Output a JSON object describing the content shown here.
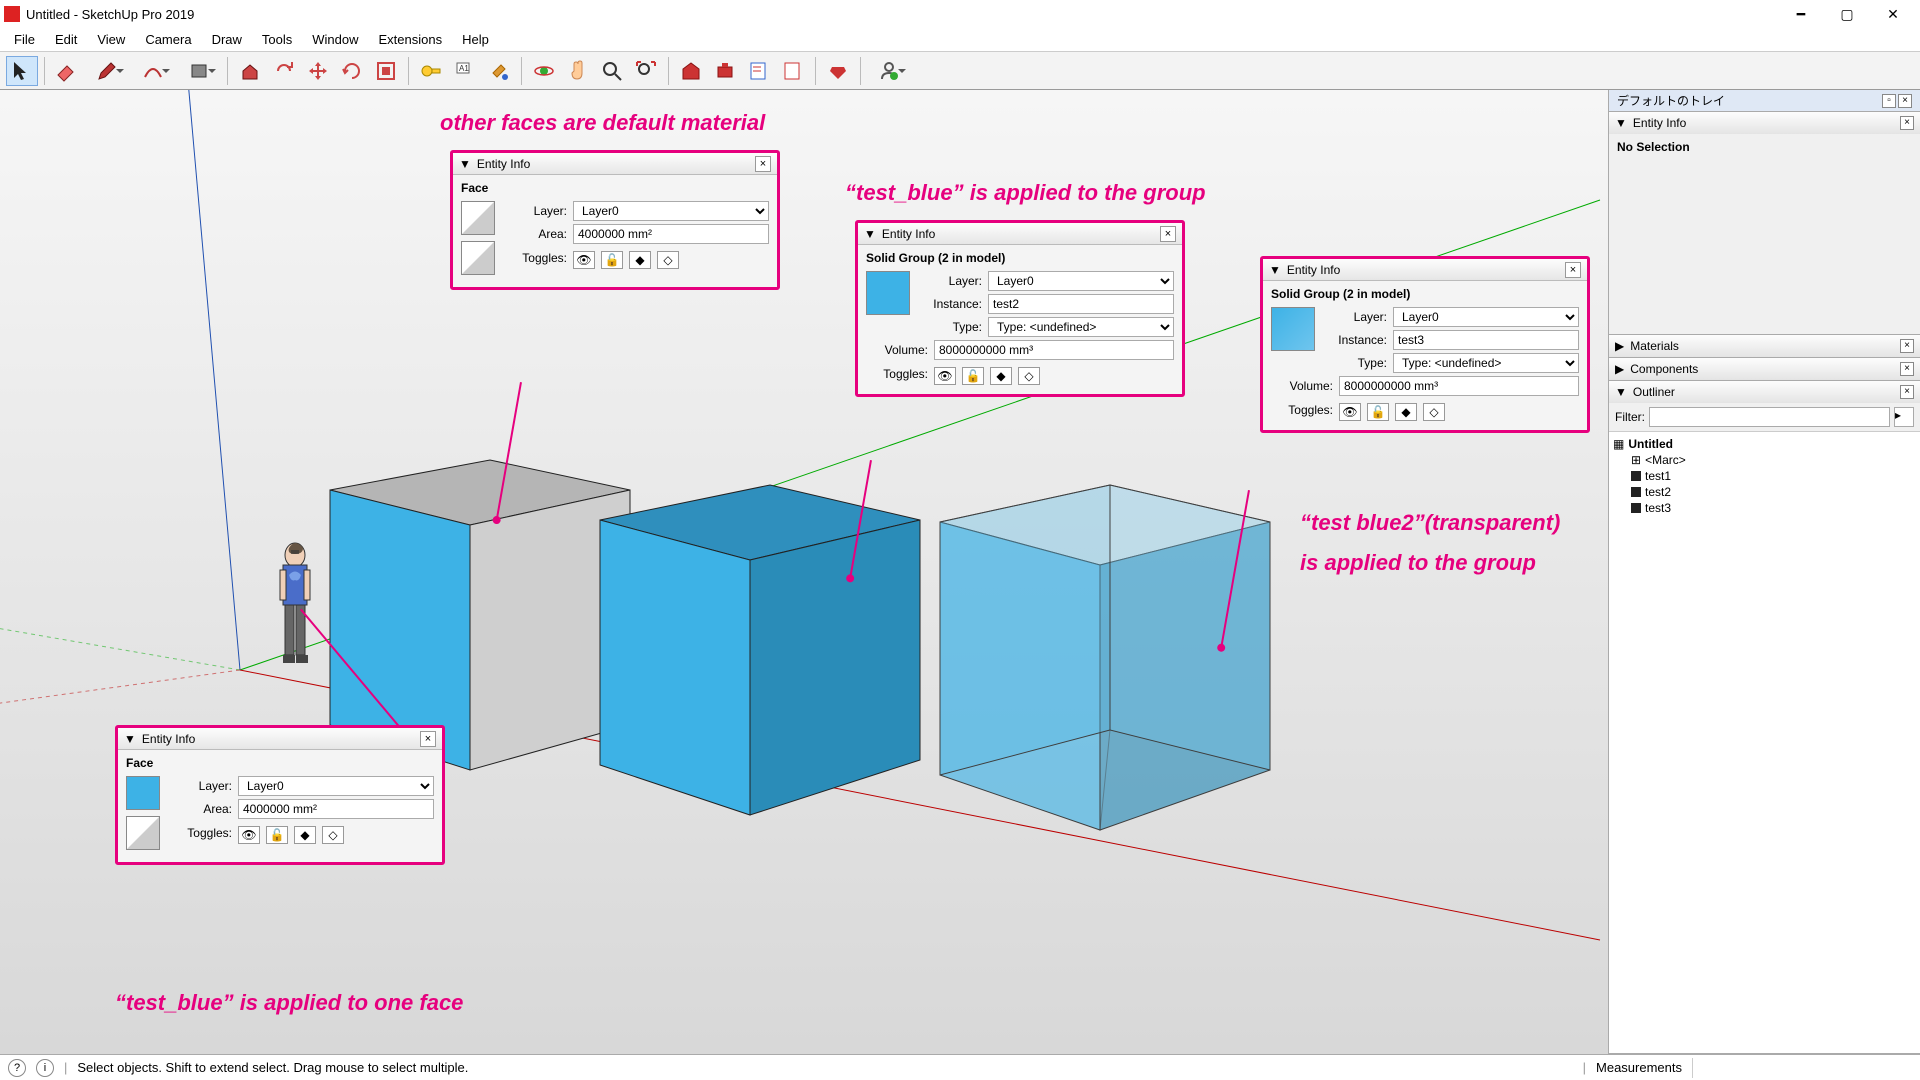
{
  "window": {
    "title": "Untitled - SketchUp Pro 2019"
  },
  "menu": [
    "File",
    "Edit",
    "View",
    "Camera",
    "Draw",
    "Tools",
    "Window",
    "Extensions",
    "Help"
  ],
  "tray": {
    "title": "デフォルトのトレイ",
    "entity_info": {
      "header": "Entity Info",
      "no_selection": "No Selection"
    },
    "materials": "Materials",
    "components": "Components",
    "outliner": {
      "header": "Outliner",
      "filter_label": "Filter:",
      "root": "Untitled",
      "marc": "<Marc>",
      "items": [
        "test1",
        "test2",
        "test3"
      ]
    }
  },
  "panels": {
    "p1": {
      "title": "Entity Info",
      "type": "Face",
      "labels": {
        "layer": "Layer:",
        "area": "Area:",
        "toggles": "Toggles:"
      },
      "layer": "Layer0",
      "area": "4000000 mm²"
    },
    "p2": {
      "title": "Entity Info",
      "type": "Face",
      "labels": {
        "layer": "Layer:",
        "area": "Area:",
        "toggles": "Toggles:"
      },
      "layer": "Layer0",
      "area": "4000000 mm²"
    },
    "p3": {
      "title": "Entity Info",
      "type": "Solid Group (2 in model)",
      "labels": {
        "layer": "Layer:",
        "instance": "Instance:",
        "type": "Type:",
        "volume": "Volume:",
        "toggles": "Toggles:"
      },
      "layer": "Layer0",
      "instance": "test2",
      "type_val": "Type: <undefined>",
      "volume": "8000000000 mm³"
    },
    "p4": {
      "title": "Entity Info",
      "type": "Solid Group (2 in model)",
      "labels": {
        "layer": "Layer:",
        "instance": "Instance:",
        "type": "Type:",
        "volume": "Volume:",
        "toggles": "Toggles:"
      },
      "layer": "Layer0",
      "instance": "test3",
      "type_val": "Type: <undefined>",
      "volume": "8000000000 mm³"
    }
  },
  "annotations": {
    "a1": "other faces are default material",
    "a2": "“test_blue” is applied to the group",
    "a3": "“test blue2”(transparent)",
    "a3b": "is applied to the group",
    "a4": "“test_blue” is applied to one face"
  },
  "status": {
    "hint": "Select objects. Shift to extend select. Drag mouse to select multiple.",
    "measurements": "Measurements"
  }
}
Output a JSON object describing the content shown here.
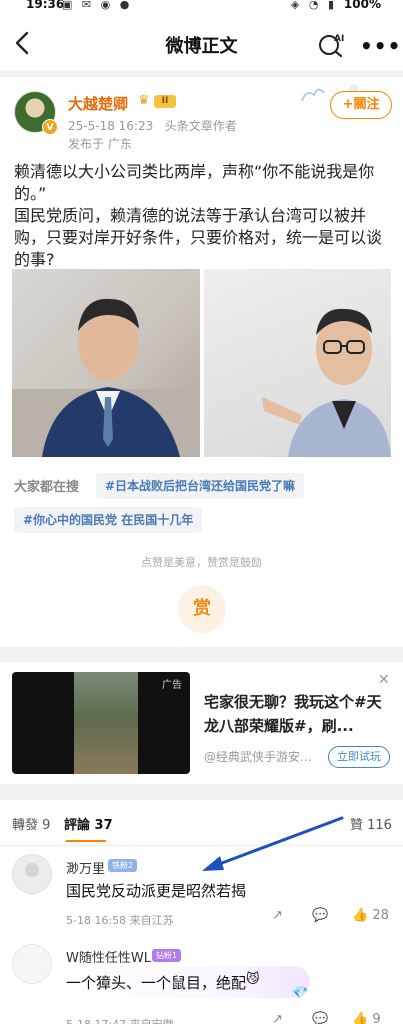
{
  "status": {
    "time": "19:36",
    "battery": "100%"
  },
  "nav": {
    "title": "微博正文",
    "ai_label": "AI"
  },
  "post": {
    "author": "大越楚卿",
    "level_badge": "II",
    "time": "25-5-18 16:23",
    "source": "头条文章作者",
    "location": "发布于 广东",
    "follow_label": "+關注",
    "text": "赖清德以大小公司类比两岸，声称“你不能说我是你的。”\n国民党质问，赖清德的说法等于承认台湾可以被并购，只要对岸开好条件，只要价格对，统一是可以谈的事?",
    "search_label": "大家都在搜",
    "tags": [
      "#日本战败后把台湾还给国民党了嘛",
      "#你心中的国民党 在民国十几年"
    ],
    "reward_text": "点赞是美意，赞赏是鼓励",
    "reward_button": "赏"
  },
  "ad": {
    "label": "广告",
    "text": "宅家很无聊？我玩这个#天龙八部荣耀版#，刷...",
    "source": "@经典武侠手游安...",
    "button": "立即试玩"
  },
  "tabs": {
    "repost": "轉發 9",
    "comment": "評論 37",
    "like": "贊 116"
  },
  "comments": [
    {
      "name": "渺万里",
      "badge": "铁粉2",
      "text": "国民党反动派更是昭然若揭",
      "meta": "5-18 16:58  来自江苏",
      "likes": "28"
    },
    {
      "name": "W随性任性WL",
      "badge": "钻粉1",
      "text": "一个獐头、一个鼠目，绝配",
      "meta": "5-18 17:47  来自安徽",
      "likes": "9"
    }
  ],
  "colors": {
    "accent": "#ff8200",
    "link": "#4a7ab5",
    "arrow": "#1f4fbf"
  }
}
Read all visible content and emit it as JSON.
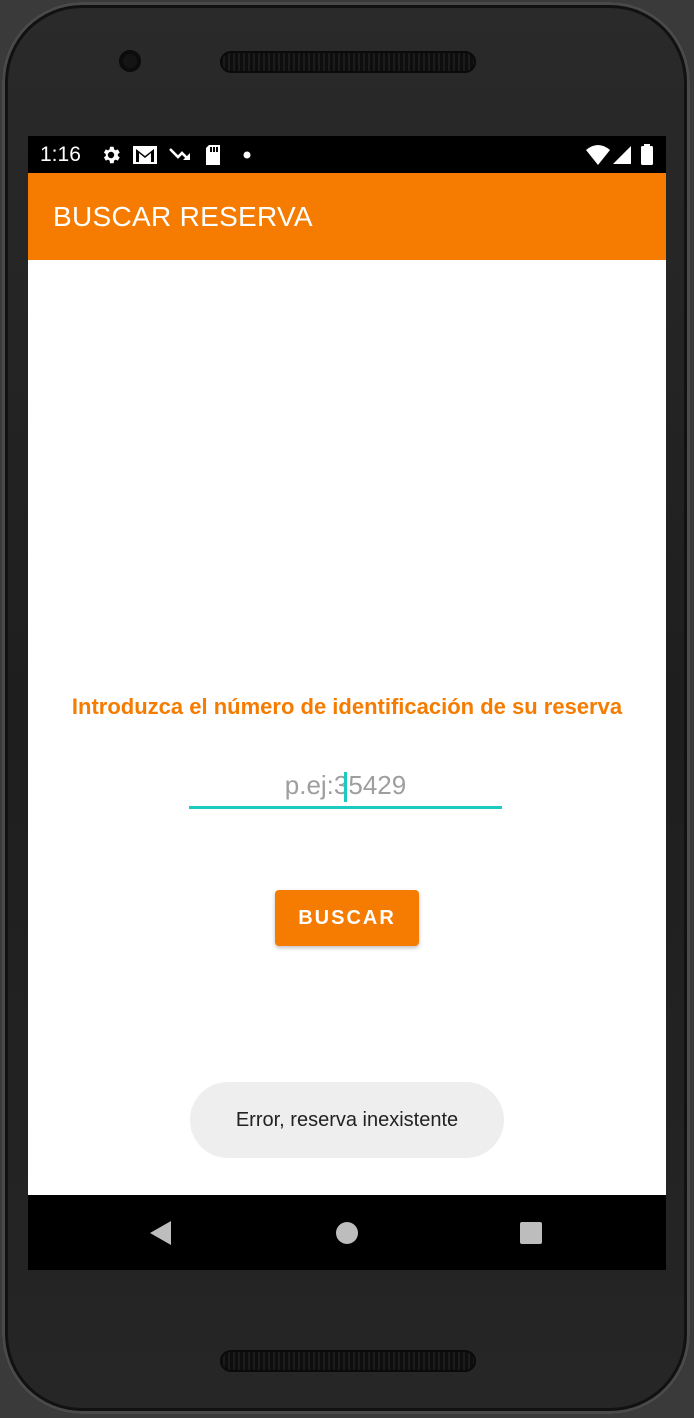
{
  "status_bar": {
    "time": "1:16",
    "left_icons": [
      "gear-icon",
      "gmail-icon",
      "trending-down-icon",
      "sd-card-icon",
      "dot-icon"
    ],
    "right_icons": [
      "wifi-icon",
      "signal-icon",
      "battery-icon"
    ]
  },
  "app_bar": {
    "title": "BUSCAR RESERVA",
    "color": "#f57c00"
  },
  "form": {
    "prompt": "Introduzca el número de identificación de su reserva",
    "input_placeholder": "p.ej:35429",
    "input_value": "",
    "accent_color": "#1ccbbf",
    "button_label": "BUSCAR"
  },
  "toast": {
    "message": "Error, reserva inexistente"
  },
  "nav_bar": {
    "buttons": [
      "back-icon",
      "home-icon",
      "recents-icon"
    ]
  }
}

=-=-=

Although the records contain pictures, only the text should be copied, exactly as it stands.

**ANSWER BOX**
Output a JSON object describing the content shown here.
{
  "window": {
    "title": "Untitled - SketchUp Pro 2019"
  },
  "menu": [
    "File",
    "Edit",
    "View",
    "Camera",
    "Draw",
    "Tools",
    "Window",
    "Extensions",
    "Help"
  ],
  "tray": {
    "title": "デフォルトのトレイ",
    "entity_info": {
      "header": "Entity Info",
      "no_selection": "No Selection"
    },
    "materials": "Materials",
    "components": "Components",
    "outliner": {
      "header": "Outliner",
      "filter_label": "Filter:",
      "root": "Untitled",
      "marc": "<Marc>",
      "items": [
        "test1",
        "test2",
        "test3"
      ]
    }
  },
  "panels": {
    "p1": {
      "title": "Entity Info",
      "type": "Face",
      "labels": {
        "layer": "Layer:",
        "area": "Area:",
        "toggles": "Toggles:"
      },
      "layer": "Layer0",
      "area": "4000000 mm²"
    },
    "p2": {
      "title": "Entity Info",
      "type": "Face",
      "labels": {
        "layer": "Layer:",
        "area": "Area:",
        "toggles": "Toggles:"
      },
      "layer": "Layer0",
      "area": "4000000 mm²"
    },
    "p3": {
      "title": "Entity Info",
      "type": "Solid Group (2 in model)",
      "labels": {
        "layer": "Layer:",
        "instance": "Instance:",
        "type": "Type:",
        "volume": "Volume:",
        "toggles": "Toggles:"
      },
      "layer": "Layer0",
      "instance": "test2",
      "type_val": "Type: <undefined>",
      "volume": "8000000000 mm³"
    },
    "p4": {
      "title": "Entity Info",
      "type": "Solid Group (2 in model)",
      "labels": {
        "layer": "Layer:",
        "instance": "Instance:",
        "type": "Type:",
        "volume": "Volume:",
        "toggles": "Toggles:"
      },
      "layer": "Layer0",
      "instance": "test3",
      "type_val": "Type: <undefined>",
      "volume": "8000000000 mm³"
    }
  },
  "annotations": {
    "a1": "other faces are default material",
    "a2": "“test_blue” is applied to the group",
    "a3": "“test blue2”(transparent)",
    "a3b": "is applied to the group",
    "a4": "“test_blue” is applied to one face"
  },
  "status": {
    "hint": "Select objects. Shift to extend select. Drag mouse to select multiple.",
    "measurements": "Measurements"
  }
}
Output a JSON object describing the content shown here.
{
  "status": {
    "time": "19:36",
    "battery": "100%"
  },
  "nav": {
    "title": "微博正文",
    "ai_label": "AI"
  },
  "post": {
    "author": "大越楚卿",
    "level_badge": "II",
    "time": "25-5-18 16:23",
    "source": "头条文章作者",
    "location": "发布于 广东",
    "follow_label": "+關注",
    "text": "赖清德以大小公司类比两岸，声称“你不能说我是你的。”\n国民党质问，赖清德的说法等于承认台湾可以被并购，只要对岸开好条件，只要价格对，统一是可以谈的事?",
    "search_label": "大家都在搜",
    "tags": [
      "#日本战败后把台湾还给国民党了嘛",
      "#你心中的国民党 在民国十几年"
    ],
    "reward_text": "点赞是美意，赞赏是鼓励",
    "reward_button": "赏"
  },
  "ad": {
    "label": "广告",
    "text": "宅家很无聊？我玩这个#天龙八部荣耀版#，刷...",
    "source": "@经典武侠手游安...",
    "button": "立即试玩"
  },
  "tabs": {
    "repost": "轉發 9",
    "comment": "評論 37",
    "like": "贊 116"
  },
  "comments": [
    {
      "name": "渺万里",
      "badge": "铁粉2",
      "text": "国民党反动派更是昭然若揭",
      "meta": "5-18 16:58  来自江苏",
      "likes": "28"
    },
    {
      "name": "W随性任性WL",
      "badge": "钻粉1",
      "text": "一个獐头、一个鼠目，绝配",
      "meta": "5-18 17:47  来自安徽",
      "likes": "9"
    }
  ],
  "colors": {
    "accent": "#ff8200",
    "link": "#4a7ab5",
    "arrow": "#1f4fbf"
  }
}
Read all visible content and emit it as JSON.
{
  "status_bar": {
    "time": "1:16",
    "left_icons": [
      "gear-icon",
      "gmail-icon",
      "trending-down-icon",
      "sd-card-icon",
      "dot-icon"
    ],
    "right_icons": [
      "wifi-icon",
      "signal-icon",
      "battery-icon"
    ]
  },
  "app_bar": {
    "title": "BUSCAR RESERVA",
    "color": "#f57c00"
  },
  "form": {
    "prompt": "Introduzca el número de identificación de su reserva",
    "input_placeholder": "p.ej:35429",
    "input_value": "",
    "accent_color": "#1ccbbf",
    "button_label": "BUSCAR"
  },
  "toast": {
    "message": "Error, reserva inexistente"
  },
  "nav_bar": {
    "buttons": [
      "back-icon",
      "home-icon",
      "recents-icon"
    ]
  }
}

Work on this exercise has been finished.